We think you should know: For a campsite that costs about the same as a basic hotel room, we certainly didn’t pay for a good night’s sleep. But we also weren’t expecting one. and were paying for the location. However, once you factor in the spectacular location, amenities, and on-site host, the price felt justified.
We’d do this differently next time: I would have asked for more information about the road conditions. I also would have felt extremely anxious in a basic rental car.
By nature, camping trips are risky business. Our trip had a lot of obstacles and mishaps from smoked-out weekends, big puddles, and high winds. It wasn’t exactly the whimsical escape into nature I envisioned.
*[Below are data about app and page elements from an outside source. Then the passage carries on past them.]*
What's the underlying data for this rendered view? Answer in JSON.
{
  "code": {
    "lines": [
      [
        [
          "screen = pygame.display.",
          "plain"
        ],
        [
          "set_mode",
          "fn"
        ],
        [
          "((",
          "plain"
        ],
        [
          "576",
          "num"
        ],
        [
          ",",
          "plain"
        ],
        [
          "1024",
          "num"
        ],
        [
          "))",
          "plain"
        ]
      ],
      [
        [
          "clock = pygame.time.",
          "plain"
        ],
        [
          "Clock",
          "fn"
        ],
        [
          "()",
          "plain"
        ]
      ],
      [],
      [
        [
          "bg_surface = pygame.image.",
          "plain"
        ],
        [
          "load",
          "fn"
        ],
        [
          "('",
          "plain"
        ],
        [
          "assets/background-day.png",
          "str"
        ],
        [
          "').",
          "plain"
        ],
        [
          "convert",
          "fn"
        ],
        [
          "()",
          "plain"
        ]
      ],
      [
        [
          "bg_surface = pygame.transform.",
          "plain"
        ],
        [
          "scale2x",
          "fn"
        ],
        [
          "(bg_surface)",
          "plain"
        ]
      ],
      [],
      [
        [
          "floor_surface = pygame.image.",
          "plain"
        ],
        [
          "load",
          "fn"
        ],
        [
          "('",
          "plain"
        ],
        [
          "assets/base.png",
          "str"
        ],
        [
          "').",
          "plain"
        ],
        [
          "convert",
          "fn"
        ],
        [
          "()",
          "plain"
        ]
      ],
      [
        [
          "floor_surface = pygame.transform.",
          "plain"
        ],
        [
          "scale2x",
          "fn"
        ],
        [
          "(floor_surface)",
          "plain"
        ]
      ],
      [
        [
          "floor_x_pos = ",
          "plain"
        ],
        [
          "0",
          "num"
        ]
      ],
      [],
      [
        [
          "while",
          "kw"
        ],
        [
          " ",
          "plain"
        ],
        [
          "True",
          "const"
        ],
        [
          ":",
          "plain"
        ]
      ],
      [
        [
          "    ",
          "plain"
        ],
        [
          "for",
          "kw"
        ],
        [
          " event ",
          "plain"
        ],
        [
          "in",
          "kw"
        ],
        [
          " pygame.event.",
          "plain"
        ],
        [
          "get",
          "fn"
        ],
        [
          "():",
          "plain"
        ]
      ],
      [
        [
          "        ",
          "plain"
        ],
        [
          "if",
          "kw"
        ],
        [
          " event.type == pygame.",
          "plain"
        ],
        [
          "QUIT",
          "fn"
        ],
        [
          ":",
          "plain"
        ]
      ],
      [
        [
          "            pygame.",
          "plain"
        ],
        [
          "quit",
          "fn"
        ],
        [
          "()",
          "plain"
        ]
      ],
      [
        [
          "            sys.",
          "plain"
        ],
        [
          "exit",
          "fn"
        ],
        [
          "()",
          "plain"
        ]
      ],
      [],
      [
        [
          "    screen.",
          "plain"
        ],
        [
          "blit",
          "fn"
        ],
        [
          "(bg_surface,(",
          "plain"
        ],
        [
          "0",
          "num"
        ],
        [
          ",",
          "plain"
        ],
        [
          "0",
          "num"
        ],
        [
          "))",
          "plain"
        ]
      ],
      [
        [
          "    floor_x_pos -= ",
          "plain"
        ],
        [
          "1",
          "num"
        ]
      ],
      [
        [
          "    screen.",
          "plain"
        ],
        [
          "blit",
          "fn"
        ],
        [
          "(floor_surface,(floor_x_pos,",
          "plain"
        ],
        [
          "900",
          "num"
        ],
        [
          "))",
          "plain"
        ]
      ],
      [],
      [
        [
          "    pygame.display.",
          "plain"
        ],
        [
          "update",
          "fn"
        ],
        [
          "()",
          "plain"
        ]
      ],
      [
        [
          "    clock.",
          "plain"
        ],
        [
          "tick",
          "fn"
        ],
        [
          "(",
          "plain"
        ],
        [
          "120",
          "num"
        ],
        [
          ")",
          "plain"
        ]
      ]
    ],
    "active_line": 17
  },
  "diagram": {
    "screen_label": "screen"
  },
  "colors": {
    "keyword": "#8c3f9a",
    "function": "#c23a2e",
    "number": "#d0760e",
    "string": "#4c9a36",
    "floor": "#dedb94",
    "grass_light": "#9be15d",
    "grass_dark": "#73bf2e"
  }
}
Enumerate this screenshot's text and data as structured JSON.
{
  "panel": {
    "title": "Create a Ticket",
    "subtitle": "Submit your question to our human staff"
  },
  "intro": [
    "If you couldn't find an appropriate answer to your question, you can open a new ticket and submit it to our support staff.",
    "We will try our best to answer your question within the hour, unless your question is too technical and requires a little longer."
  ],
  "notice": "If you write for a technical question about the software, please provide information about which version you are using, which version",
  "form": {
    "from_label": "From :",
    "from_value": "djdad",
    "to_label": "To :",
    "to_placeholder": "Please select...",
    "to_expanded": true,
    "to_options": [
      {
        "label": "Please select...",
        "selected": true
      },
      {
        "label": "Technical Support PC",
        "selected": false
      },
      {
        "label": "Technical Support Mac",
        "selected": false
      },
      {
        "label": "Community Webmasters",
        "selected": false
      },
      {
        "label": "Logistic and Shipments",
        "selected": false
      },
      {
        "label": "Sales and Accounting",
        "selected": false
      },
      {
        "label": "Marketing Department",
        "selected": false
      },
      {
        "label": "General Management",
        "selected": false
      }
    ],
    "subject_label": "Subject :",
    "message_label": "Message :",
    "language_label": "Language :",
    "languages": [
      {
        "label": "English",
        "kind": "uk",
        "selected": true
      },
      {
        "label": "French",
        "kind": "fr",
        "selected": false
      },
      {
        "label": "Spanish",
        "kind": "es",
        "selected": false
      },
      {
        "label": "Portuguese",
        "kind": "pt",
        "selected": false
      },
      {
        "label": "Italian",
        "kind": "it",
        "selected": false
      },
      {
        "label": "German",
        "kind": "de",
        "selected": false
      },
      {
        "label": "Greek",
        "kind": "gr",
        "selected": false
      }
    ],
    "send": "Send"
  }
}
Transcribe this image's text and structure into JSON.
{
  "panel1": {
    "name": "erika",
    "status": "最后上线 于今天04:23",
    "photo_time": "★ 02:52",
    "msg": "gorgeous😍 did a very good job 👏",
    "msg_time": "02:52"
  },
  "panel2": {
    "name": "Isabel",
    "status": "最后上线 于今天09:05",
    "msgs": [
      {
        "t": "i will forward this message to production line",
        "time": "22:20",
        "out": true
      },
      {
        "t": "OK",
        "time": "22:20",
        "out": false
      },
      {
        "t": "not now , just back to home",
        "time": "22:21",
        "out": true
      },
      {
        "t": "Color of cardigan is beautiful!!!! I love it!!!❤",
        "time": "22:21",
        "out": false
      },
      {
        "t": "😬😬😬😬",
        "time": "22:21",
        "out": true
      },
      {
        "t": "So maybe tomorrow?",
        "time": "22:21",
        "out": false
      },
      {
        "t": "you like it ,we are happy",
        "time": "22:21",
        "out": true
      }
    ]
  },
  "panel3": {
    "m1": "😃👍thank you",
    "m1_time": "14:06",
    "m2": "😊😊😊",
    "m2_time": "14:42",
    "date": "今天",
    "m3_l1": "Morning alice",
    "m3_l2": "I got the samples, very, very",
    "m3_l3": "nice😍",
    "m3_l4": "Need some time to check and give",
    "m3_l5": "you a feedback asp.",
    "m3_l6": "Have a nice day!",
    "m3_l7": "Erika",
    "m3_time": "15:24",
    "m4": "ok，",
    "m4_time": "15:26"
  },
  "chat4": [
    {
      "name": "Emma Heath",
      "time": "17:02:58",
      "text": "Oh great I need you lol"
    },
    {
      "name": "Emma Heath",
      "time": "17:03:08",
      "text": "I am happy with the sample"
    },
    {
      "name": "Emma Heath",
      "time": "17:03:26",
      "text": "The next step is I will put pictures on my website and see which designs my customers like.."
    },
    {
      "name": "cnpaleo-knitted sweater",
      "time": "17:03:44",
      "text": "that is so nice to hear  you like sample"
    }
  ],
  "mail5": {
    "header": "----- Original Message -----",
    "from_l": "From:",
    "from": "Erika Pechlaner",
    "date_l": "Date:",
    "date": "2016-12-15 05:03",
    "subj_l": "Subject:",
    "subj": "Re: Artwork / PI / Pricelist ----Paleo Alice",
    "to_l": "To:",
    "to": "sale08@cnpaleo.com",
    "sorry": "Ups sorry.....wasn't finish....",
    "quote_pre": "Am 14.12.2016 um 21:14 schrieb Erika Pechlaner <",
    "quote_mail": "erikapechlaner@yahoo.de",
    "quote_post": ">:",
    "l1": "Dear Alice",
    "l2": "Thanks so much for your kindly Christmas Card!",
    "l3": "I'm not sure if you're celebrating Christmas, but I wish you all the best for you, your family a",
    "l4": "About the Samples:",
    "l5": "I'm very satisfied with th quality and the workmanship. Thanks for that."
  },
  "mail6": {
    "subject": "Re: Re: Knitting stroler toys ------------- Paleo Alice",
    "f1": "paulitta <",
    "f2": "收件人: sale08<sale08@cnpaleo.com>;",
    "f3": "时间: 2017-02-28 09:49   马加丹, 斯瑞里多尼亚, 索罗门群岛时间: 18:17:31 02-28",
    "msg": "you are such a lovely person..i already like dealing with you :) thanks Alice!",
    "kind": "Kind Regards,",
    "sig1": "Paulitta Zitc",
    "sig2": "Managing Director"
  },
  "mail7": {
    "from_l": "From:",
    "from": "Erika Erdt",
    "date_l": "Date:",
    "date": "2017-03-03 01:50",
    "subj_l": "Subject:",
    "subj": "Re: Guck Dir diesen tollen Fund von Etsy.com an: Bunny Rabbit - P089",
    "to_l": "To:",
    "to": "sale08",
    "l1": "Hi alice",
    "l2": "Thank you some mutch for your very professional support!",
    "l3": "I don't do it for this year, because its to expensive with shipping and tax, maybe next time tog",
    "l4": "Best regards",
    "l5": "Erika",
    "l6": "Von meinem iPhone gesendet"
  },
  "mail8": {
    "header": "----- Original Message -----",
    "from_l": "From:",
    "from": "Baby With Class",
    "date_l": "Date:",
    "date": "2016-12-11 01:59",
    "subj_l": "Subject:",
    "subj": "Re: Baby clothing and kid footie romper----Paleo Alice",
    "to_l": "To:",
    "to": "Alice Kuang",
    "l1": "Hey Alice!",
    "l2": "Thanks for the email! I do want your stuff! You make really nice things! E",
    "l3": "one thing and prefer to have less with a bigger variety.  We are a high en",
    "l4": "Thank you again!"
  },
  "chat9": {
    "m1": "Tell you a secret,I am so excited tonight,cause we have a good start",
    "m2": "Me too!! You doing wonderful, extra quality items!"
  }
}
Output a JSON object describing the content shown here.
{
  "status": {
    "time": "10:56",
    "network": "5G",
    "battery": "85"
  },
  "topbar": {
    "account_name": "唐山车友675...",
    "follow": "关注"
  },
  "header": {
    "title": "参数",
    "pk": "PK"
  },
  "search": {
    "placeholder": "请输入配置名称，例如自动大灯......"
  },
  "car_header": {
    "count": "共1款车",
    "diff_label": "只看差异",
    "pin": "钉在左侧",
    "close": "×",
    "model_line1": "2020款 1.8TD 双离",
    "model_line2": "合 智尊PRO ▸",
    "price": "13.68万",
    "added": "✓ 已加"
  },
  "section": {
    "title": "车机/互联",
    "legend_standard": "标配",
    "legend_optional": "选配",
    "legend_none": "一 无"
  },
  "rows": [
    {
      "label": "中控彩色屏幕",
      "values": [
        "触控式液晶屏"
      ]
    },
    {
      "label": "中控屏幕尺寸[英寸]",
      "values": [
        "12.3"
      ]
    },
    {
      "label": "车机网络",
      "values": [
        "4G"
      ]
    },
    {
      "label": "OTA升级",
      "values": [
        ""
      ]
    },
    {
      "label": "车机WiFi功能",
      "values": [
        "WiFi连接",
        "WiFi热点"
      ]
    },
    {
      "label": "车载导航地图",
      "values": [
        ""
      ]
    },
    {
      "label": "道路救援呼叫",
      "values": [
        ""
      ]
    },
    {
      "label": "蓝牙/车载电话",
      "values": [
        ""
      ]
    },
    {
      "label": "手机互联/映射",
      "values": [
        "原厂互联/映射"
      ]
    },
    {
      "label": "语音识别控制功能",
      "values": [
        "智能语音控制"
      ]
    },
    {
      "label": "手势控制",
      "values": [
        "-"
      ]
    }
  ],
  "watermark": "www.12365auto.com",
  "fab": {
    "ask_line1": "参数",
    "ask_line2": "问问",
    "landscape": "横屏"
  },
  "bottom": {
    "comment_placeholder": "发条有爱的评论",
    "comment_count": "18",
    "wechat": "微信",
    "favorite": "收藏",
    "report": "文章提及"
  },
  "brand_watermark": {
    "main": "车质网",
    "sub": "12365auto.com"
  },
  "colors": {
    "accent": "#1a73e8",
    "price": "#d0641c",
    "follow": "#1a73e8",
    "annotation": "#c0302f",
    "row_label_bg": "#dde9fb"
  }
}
However, my choice to camp through Airbnb offered added flexibility, inventory, convenience, and amenities over booking through a traditional camping platform.
If you’re considering a camping getaway, Airbnb is well worth a look to see if it fits within your needs and budget, especially if other major options are all booked up. And although there are likely similar backcountry campsites, they will require more camping know-how and you won’t always be able to bring your car. Not to mention, an on-site host, toilet, and running water cannot be guaranteed.
Although the timing wasn’t great for my particular trip, I’d happily give the site another shot in the summer when conditions would be better suited to enjoy such an incredible location.